There are a number of core vaccines that every pet needs to stay healthy. Not only will these vaccines protect your pet from contracting an illness, but it will also protect you from diseases that are transmitted from animals to humans. If you take your dog to a local dog park or other locations frequented by pets or wildlife, it’s important to make sure that they are fully protected with vaccinations. Boarding pets when you need to leave town is another reason to make sure your cat or dog is up-to-date on the vaccines that will provide the best level of protection for their health. If you are unsure which vaccines your pet needs, please contact Mercy Animal Hospital in Edmonton to get the answers you need.
From updating your pet’s vaccines and maintaining the right schedule for booster shots, it can be challenging to remember everything you need to know. At Mercy Animal Hospital, we strive to make things as easy for you as possible, which is why we provide reminders and notifications about your pet’s upcoming appointments and vaccines. Contact us today to learn more, and book an appointment at your Top Rated Local® animal hospital in Edmonton.
Why should my dogs and cats get vaccinated?

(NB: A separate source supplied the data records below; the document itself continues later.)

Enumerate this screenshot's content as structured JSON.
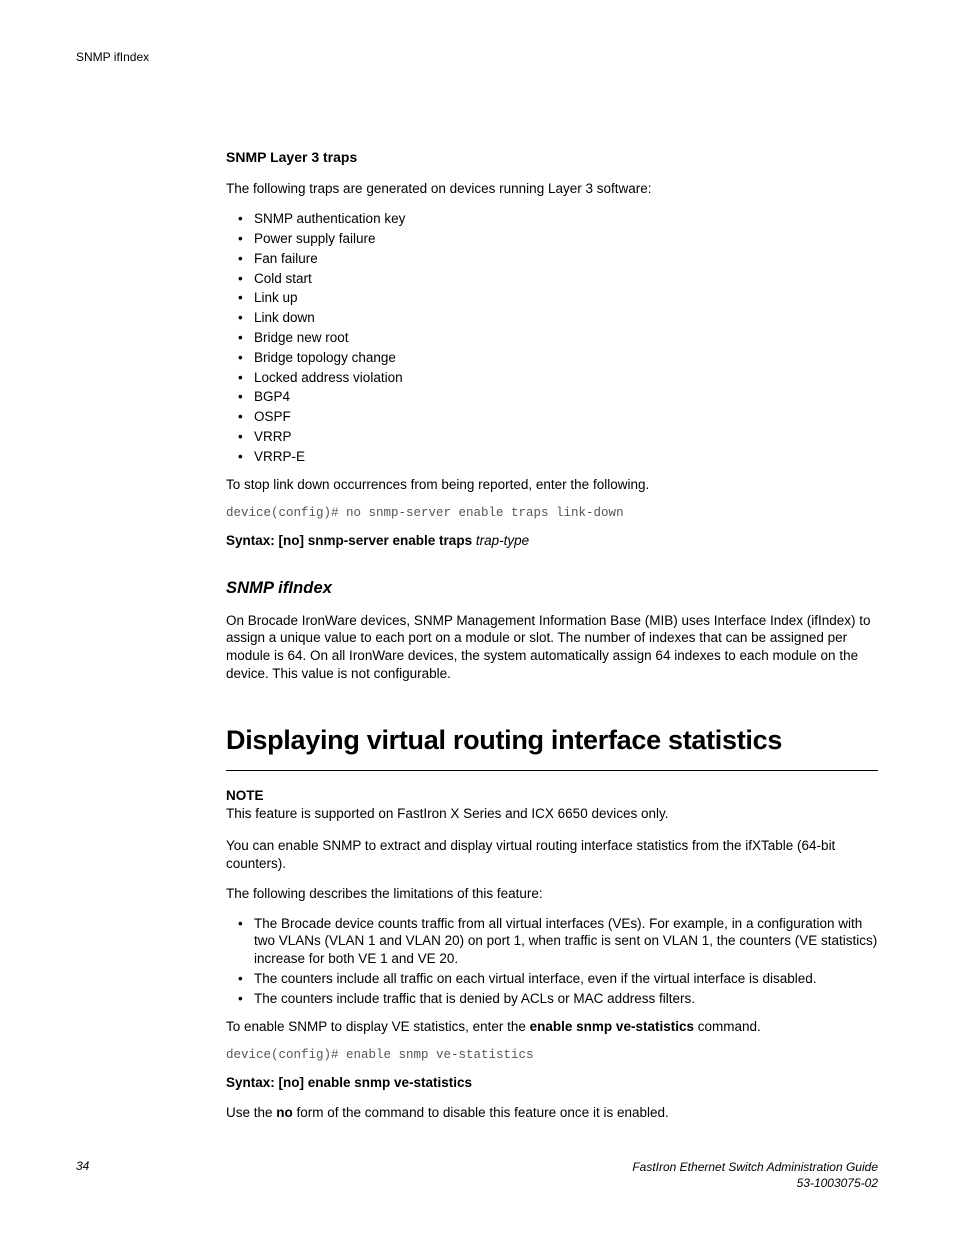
{
  "running_header": "SNMP ifIndex",
  "section1": {
    "heading": "SNMP Layer 3 traps",
    "intro": "The following traps are generated on devices running Layer 3 software:",
    "bullets": [
      "SNMP authentication key",
      "Power supply failure",
      "Fan failure",
      "Cold start",
      "Link up",
      "Link down",
      "Bridge new root",
      "Bridge topology change",
      "Locked address violation",
      "BGP4",
      "OSPF",
      "VRRP",
      "VRRP-E"
    ],
    "text_after": "To stop link down occurrences from being reported, enter the following.",
    "cli": "device(config)# no snmp-server enable traps link-down",
    "syntax_bold": "Syntax: [no] snmp-server enable traps",
    "syntax_ital": "trap-type"
  },
  "section2": {
    "heading": "SNMP ifIndex",
    "para": "On Brocade IronWare devices, SNMP Management Information Base (MIB) uses Interface Index (ifIndex) to assign a unique value to each port on a module or slot. The number of indexes that can be assigned per module is 64. On all IronWare devices, the system automatically assign 64 indexes to each module on the device. This value is not configurable."
  },
  "section3": {
    "heading": "Displaying virtual routing interface statistics",
    "note_label": "NOTE",
    "note_text": "This feature is supported on FastIron X Series and ICX 6650 devices only.",
    "para1": "You can enable SNMP to extract and display virtual routing interface statistics from the ifXTable (64-bit counters).",
    "para2": "The following describes the limitations of this feature:",
    "bullets": [
      "The Brocade device counts traffic from all virtual interfaces (VEs). For example, in a configuration with two VLANs (VLAN 1 and VLAN 20) on port 1, when traffic is sent on VLAN 1, the counters (VE statistics) increase for both VE 1 and VE 20.",
      "The counters include all traffic on each virtual interface, even if the virtual interface is disabled.",
      "The counters include traffic that is denied by ACLs or MAC address filters."
    ],
    "para3_pre": "To enable SNMP to display VE statistics, enter the ",
    "para3_bold": "enable snmp ve-statistics",
    "para3_post": " command.",
    "cli": "device(config)# enable snmp ve-statistics",
    "syntax": "Syntax: [no] enable snmp ve-statistics",
    "para4_pre": "Use the ",
    "para4_bold": "no",
    "para4_post": " form of the command to disable this feature once it is enabled."
  },
  "footer": {
    "page": "34",
    "title": "FastIron Ethernet Switch Administration Guide",
    "docnum": "53-1003075-02"
  }
}
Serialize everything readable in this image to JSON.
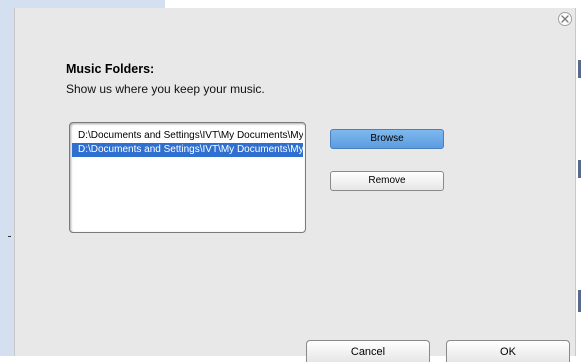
{
  "dialog": {
    "title_heading": "Music Folders:",
    "subtitle": "Show us where you keep your music."
  },
  "folders": {
    "items": [
      {
        "label": "D:\\Documents and Settings\\IVT\\My Documents\\My Music",
        "selected": false
      },
      {
        "label": "D:\\Documents and Settings\\IVT\\My Documents\\My Music",
        "selected": true
      }
    ]
  },
  "buttons": {
    "browse": "Browse",
    "remove": "Remove",
    "cancel": "Cancel",
    "ok": "OK"
  },
  "icons": {
    "close": "close-icon"
  },
  "colors": {
    "selection": "#2f6fd0",
    "primary_button": "#6aa8e8",
    "dialog_background": "#e8e8e8"
  }
}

Vaccinations are the only way to prevent certain serious and highly contagious diseases including rabies, Parvo, distemper, and feline herpes. Rabies does not have a cure and always causes death. Parvo and distemper also result in death, and feline herpes is an upper respiratory disease that is highly contagious.
Is rabies vaccination required by law?
All cats and dogs must be vaccinated for rabies and they must remain up-to-date on their boosters. There is no course of treatment for rabies and the disease always results in death. Rabies can even be passed from animals to humans through bites and scratches.
What are the core and non-core cat vaccines?
Core cat vaccines include rabies, feline distemper, feline herpes virus, and calicivirus. Non-core cat vaccines include feline leukemia and bordetella (kennel cough). Core vaccines should be given to every cat. Non-core vaccines are reserved for cats that are deemed high-risk.
What are the core and non-core vaccines for dogs?
Core dog vaccines include rabies, distemper, parvovirus, and canine hepatitis. Non-core dog vaccines include parainfluenza, kennel cough, lyme disease, leptospirosis, and canine flu. Core dog vaccines should be given to all dogs, regardless of whether they are inside or outside dogs. Non-core vaccines are generally recommended for dogs that are kenneled, frequently around other dogs, or who live in high-risk areas.
How often should my dog or cat be vaccinated?
Initial vaccines should be started between 6-16 weeks of age. Some vaccines require additional shots in the first year. After the first year, boosters should be given every one to three years. Our veterinarian can help you determine the exact vaccination schedule for your dog.
What happens if I do not get my dog or cat vaccinated?
It depends on the vaccinations you refuse to give your pet. Rabies vaccines are required by law, and owners must keep the paperwork on hand at all times. If the owner refuses to give their cat or dog the rabies vaccine, the dog may be quarantined or killed if it bites a family member or another individual.
Other diseases can cause serious illness and death. Distemper causes permanent brain damage. Parvo causes severe vomiting and bloody diarrhea and if not treated promptly, often resulting in death. Canine hepatitis causes liver damage. Feline herpes and calicivirus cause severe upper respiratory infections in cats. Feline leukemia suppresses the immune system in cats and can cause cancer.